Work order:
Search the data below for the word "description" and copy each line that holds it.

(Beginning of Information given)

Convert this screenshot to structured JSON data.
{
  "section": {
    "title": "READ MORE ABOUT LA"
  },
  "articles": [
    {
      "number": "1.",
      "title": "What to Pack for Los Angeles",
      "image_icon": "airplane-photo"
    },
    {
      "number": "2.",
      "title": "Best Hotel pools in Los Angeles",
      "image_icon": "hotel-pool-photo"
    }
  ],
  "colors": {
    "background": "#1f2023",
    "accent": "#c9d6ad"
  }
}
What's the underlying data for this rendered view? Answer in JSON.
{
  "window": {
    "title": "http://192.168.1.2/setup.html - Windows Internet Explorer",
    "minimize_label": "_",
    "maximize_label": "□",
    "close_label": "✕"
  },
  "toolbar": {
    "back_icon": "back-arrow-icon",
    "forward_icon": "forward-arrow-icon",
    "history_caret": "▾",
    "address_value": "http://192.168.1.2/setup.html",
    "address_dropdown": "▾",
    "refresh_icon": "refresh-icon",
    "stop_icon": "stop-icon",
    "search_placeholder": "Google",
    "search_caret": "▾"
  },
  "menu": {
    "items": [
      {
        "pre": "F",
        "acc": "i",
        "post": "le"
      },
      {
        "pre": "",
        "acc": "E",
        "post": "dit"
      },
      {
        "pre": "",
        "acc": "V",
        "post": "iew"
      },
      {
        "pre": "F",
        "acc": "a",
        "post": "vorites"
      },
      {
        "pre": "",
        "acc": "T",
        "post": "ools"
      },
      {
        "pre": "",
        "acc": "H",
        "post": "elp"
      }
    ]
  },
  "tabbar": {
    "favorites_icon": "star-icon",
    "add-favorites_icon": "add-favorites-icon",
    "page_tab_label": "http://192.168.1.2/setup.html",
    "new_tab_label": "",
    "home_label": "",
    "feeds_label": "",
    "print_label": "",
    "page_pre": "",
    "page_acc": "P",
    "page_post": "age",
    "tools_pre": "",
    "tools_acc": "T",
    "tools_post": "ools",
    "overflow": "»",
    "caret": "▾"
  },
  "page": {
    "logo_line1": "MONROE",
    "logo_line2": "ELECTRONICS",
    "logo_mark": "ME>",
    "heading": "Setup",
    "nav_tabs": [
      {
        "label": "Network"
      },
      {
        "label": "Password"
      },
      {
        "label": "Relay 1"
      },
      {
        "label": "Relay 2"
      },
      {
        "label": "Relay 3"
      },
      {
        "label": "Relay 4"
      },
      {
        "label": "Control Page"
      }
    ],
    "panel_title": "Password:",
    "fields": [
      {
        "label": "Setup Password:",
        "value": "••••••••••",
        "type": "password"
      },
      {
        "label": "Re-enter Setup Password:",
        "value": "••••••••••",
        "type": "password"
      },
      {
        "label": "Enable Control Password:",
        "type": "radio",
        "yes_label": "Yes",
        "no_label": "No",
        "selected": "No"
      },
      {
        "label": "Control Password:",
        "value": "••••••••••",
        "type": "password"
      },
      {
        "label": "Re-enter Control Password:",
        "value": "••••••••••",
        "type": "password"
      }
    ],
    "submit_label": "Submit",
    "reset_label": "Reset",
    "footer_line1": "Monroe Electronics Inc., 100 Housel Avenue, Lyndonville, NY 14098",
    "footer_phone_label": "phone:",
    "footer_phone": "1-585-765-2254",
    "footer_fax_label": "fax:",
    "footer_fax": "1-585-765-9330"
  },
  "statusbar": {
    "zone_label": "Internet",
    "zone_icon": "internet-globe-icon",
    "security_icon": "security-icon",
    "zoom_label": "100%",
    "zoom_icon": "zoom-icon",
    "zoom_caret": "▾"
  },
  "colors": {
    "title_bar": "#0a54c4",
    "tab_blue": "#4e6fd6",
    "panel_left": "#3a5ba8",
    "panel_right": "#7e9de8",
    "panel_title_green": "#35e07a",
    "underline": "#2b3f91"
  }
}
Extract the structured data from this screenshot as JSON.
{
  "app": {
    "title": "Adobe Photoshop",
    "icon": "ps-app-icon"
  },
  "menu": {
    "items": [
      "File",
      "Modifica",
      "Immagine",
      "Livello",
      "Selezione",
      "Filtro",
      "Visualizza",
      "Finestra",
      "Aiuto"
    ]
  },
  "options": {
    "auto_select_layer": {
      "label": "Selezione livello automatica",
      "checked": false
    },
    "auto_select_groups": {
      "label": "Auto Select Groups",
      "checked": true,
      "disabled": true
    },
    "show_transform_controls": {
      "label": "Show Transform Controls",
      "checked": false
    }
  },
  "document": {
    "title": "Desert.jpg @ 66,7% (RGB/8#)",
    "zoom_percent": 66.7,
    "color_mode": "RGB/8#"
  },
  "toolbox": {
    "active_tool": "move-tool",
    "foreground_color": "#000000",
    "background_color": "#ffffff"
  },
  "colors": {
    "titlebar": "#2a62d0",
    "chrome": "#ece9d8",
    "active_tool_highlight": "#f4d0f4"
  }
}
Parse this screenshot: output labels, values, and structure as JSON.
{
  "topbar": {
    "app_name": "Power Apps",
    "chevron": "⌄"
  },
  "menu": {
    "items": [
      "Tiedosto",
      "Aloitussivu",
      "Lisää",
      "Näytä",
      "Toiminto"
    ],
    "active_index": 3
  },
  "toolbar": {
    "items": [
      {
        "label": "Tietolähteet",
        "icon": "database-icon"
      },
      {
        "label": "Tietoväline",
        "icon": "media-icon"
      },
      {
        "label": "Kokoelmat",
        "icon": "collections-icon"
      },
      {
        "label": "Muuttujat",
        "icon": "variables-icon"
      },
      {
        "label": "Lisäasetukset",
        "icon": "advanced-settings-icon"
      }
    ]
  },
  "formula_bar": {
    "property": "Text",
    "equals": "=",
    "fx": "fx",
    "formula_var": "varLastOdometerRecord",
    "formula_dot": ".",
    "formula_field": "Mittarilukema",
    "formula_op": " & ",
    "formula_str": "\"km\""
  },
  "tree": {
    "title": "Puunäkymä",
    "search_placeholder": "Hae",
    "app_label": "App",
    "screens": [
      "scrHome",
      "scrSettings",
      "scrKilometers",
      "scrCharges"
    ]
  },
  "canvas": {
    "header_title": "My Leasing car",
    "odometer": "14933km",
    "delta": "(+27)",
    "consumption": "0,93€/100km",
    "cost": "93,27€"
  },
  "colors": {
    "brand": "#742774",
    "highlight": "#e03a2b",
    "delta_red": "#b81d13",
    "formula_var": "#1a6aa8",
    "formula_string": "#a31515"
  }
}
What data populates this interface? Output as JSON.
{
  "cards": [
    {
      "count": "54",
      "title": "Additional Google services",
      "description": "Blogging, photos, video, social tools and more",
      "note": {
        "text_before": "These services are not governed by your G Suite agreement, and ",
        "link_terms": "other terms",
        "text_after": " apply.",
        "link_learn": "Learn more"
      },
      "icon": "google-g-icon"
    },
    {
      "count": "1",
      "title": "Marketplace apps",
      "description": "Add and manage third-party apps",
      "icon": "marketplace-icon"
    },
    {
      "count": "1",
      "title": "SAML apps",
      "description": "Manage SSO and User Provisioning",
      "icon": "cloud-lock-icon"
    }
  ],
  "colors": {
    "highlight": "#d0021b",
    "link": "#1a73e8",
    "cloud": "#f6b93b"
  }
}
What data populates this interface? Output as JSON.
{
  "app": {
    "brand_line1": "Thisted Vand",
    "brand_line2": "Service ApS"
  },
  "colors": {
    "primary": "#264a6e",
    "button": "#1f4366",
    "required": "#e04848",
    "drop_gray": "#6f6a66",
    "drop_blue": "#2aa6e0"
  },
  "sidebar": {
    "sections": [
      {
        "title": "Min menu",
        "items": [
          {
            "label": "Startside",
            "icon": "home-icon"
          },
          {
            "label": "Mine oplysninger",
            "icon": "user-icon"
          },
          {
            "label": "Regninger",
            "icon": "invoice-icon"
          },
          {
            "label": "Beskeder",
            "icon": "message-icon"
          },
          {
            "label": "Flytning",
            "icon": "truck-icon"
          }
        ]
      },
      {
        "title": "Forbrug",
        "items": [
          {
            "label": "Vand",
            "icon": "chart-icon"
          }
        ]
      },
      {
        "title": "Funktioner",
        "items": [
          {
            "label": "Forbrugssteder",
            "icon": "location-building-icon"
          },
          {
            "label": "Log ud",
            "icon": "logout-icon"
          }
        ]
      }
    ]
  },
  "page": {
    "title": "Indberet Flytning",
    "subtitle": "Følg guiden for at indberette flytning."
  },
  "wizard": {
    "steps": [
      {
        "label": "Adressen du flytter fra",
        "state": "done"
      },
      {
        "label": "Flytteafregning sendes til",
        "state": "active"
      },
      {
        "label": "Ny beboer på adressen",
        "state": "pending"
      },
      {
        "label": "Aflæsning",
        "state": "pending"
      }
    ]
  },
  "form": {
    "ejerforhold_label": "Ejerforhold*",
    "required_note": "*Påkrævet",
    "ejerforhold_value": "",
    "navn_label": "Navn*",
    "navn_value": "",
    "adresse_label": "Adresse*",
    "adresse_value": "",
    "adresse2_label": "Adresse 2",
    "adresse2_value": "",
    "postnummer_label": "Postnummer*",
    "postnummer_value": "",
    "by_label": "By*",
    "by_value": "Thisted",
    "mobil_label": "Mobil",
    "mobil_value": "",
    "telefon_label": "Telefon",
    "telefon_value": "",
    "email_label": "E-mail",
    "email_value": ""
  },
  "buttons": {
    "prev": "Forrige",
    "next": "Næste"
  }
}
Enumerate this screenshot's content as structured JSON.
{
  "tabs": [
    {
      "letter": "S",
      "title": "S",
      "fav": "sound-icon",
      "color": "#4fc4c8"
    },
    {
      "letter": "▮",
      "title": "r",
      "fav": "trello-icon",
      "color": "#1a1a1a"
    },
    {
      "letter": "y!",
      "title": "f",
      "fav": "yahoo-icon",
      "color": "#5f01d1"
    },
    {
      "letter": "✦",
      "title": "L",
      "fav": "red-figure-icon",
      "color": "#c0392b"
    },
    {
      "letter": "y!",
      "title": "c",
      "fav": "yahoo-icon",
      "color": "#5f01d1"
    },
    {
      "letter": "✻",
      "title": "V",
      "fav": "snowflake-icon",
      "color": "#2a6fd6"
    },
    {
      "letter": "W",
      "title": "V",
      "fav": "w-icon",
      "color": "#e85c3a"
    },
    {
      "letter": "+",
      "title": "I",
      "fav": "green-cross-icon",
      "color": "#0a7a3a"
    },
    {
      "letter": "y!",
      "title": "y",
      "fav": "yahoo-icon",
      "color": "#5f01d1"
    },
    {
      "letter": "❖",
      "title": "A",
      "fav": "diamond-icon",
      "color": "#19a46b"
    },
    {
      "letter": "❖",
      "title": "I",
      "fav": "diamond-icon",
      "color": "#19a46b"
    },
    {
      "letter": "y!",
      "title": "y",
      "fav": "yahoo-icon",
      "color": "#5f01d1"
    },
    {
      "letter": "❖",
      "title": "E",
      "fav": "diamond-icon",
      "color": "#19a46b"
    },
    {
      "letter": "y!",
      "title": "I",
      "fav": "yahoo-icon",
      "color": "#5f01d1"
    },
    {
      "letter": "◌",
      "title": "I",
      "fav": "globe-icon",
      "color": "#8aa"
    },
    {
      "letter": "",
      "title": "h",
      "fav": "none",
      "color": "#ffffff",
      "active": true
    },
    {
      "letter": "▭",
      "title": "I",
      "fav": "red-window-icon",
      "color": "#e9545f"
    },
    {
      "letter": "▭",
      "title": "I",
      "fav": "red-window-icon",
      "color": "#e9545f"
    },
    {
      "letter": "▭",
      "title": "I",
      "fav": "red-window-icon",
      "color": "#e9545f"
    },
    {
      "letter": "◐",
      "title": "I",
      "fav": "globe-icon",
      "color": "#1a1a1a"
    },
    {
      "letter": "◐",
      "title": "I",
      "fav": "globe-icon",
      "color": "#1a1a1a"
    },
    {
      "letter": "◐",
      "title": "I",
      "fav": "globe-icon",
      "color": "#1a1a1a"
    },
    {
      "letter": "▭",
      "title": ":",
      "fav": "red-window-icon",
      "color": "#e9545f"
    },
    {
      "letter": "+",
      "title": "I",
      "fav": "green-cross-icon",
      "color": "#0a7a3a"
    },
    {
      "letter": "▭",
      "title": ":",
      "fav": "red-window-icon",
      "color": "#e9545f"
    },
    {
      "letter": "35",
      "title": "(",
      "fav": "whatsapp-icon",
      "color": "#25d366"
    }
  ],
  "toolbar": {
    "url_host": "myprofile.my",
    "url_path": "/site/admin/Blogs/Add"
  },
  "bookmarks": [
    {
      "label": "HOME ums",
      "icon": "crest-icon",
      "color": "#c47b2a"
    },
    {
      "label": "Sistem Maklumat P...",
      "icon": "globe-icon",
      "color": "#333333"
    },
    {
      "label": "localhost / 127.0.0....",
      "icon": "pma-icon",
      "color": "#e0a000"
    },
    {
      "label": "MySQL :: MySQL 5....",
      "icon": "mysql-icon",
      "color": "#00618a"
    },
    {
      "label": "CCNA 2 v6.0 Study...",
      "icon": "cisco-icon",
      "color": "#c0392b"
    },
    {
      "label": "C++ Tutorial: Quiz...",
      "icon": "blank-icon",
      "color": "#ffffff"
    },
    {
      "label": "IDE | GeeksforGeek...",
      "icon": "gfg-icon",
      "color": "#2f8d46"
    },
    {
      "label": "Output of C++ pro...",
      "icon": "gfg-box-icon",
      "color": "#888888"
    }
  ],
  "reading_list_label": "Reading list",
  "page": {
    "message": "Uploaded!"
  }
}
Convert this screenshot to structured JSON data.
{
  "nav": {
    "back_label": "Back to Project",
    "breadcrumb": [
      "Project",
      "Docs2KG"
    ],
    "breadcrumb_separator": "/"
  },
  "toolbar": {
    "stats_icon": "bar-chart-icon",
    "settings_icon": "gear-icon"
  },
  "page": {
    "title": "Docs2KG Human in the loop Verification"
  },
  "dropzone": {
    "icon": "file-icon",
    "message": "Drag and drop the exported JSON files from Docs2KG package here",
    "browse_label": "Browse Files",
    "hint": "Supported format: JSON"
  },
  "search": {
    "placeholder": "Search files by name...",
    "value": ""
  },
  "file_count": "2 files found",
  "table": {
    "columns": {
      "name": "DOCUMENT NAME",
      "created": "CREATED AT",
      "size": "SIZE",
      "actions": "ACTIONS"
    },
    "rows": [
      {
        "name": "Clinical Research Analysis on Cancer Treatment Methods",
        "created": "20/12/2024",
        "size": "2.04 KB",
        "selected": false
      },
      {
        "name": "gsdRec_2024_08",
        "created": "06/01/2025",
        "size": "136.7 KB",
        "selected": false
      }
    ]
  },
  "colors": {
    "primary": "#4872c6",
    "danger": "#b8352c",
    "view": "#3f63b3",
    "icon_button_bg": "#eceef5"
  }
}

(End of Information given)

Answer for the task:
      "description": "Blogging, photos, video, social tools and more",
      "description": "Add and manage third-party apps",
      "description": "Manage SSO and User Provisioning",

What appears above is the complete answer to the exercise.